  • When two spins (nuclei I and S) are close (10 ) in a magnetic field ... One spin affects local magnetic field at another spin Changes frequency of paired nuclei Interaction depends on I-S distance and angle between I-S and Bo z y x 1H 13C qB0 r The degree by which spin I affects the magnetic field at spin S is determined by the dipolar coupling constant (d): zzIS SIdH 1cos3 2 q In solution, random motion averages dipolar coupling to zero In solids, orientations are static defined by crystal lattice
  • Direct dipole coupling Useful for molecule structure studies and provides a good way to estimate distances between nuclei and hence the geometrical form of the molecule
  • The dipolar interaction results from interaction of one nuclear spin with a magnetic field generated by another nuclear spin, and vice versa. This is a direct through space interaction.

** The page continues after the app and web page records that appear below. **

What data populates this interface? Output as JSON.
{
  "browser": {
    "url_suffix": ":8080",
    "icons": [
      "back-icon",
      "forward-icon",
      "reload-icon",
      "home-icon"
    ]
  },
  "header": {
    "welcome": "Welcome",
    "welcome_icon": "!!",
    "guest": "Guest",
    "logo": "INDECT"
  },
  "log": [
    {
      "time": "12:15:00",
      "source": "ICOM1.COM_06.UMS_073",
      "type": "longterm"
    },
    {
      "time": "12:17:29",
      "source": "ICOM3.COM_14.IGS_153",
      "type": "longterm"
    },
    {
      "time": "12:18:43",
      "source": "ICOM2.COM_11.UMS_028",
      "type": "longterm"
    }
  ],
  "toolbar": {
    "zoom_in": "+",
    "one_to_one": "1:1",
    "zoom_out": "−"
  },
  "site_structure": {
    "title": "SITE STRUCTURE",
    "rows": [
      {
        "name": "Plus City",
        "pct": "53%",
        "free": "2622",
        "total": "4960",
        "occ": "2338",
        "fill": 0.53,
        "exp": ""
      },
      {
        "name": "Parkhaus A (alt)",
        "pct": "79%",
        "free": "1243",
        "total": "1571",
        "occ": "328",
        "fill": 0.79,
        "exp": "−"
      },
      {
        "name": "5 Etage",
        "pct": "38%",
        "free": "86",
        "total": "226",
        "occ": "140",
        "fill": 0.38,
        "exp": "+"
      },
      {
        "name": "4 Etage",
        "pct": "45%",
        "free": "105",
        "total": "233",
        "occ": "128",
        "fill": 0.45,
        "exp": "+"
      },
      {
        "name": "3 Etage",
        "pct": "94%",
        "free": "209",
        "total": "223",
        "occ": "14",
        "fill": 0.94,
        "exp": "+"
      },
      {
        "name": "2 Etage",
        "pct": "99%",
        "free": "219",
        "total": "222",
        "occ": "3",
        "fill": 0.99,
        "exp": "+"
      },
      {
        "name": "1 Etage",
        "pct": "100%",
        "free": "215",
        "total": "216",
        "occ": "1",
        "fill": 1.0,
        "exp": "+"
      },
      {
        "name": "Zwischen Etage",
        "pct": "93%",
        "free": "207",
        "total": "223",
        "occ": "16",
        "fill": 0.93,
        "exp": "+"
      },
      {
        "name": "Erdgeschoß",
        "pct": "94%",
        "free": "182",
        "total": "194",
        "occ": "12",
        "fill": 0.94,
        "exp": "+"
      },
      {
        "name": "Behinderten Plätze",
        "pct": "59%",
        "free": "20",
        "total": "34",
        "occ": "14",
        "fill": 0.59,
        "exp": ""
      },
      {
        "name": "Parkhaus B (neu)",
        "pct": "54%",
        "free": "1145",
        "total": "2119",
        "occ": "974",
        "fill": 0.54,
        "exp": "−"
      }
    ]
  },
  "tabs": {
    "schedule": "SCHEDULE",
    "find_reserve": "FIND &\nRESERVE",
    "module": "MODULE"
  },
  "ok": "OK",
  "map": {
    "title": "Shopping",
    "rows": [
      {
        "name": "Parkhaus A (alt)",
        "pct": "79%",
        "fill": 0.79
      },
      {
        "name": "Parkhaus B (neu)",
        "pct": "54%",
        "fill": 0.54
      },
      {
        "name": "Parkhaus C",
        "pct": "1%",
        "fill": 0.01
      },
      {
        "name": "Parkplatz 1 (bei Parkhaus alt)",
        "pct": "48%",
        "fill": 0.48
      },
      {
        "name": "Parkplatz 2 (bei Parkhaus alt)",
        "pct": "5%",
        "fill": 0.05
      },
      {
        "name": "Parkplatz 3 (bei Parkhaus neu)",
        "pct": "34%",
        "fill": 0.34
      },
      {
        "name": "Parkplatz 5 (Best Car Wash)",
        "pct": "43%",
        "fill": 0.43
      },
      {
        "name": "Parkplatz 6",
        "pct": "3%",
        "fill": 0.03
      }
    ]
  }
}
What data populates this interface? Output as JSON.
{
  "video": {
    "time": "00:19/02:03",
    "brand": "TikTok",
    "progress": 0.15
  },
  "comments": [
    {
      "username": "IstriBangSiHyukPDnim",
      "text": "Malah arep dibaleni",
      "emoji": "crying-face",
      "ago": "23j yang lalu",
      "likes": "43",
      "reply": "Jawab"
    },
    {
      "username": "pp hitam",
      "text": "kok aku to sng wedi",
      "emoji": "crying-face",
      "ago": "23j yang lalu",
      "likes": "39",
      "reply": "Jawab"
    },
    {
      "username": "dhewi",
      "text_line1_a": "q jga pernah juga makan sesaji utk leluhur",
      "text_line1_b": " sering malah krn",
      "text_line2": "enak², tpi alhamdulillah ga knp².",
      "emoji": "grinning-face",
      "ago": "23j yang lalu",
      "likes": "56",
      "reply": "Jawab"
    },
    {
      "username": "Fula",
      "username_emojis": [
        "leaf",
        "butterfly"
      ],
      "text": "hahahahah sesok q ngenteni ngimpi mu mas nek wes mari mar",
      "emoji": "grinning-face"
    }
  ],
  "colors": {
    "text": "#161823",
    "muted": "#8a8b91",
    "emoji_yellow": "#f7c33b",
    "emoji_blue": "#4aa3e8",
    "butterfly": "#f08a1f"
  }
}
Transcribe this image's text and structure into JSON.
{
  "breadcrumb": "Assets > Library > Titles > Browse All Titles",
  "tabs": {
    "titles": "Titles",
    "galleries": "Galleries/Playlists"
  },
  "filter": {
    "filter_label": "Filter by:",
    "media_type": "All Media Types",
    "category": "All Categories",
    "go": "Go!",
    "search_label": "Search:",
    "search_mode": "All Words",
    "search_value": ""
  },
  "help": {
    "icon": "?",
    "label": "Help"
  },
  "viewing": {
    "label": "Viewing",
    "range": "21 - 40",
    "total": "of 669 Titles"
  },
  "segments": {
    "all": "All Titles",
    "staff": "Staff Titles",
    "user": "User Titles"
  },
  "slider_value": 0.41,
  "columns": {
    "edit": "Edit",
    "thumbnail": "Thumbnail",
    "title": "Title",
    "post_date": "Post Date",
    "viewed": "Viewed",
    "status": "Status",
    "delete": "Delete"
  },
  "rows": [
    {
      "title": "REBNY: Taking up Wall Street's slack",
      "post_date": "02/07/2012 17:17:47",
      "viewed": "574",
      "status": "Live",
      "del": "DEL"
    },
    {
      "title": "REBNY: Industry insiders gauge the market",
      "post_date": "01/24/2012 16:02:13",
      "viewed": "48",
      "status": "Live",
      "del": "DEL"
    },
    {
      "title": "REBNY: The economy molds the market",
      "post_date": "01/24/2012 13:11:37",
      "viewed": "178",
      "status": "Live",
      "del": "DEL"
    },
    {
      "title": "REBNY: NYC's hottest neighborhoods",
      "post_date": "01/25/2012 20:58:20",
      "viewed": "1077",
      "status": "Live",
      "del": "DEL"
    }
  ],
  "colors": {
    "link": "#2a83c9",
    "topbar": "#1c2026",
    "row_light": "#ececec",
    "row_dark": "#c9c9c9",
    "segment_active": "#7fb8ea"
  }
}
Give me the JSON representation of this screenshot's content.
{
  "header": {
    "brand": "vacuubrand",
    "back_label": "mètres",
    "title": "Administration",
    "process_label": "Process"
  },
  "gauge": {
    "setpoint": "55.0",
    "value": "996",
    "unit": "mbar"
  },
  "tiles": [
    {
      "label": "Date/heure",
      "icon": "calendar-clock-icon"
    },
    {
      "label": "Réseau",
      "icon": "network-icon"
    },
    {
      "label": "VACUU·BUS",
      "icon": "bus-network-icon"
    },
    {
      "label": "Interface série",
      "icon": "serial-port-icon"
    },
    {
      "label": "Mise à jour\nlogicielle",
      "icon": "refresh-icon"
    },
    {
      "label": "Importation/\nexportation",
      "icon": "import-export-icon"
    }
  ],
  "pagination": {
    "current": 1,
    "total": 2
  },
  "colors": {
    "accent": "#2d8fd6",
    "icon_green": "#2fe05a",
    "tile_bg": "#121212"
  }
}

  • Dipolar hamiltonian can be expanded into the dipolar alphabet, which has both spin operators and spatially dependent terms. Only term A makes a secular contribution for heteronuclear spin pairs, and A and B (flip flop) both make contributions for homonuclear spin pairs: HDD=A+B+C+D+E+F
  • In a solid-state powder sample every magnetic spin is coupled to every other magnetic spin; dipolar couplings serve to severely broaden NMR spectra. In solution molecules reorient quickly; nuclear spins feel a time average of the spatial part of the dipolar interaction +3cos2 2-1, over all orientations 2,N. The dipolar interaction tensor is symmetric and traceless, meaning that the interaction is symmetric between the two nuclei, and there is no isotropic dipolar coupling: For a heteronuclear spin pair in the solid state, the (3cos2 - 1) term is not averaged by random isotropic tumbling: the spatial term will have an effect on the spectrum!
  • So, for an NMR spectrum influenced only by the Zeeman and AX dipolar interaction, the frequencies for A can be calculated as: For a homonuclear spin pair, the flip flop term (B) is also important: So the frequencies of the transitions can be calculated as:
  • Presence of many dipolar interactions (e.g. between 1Hs) results in featureless spectra: B0 q r d r -( )3 1 2 3 cos2 q The dipolar interaction
  • In a single crystal with one orientation of dipolar vectors, a single set of peaks would be observed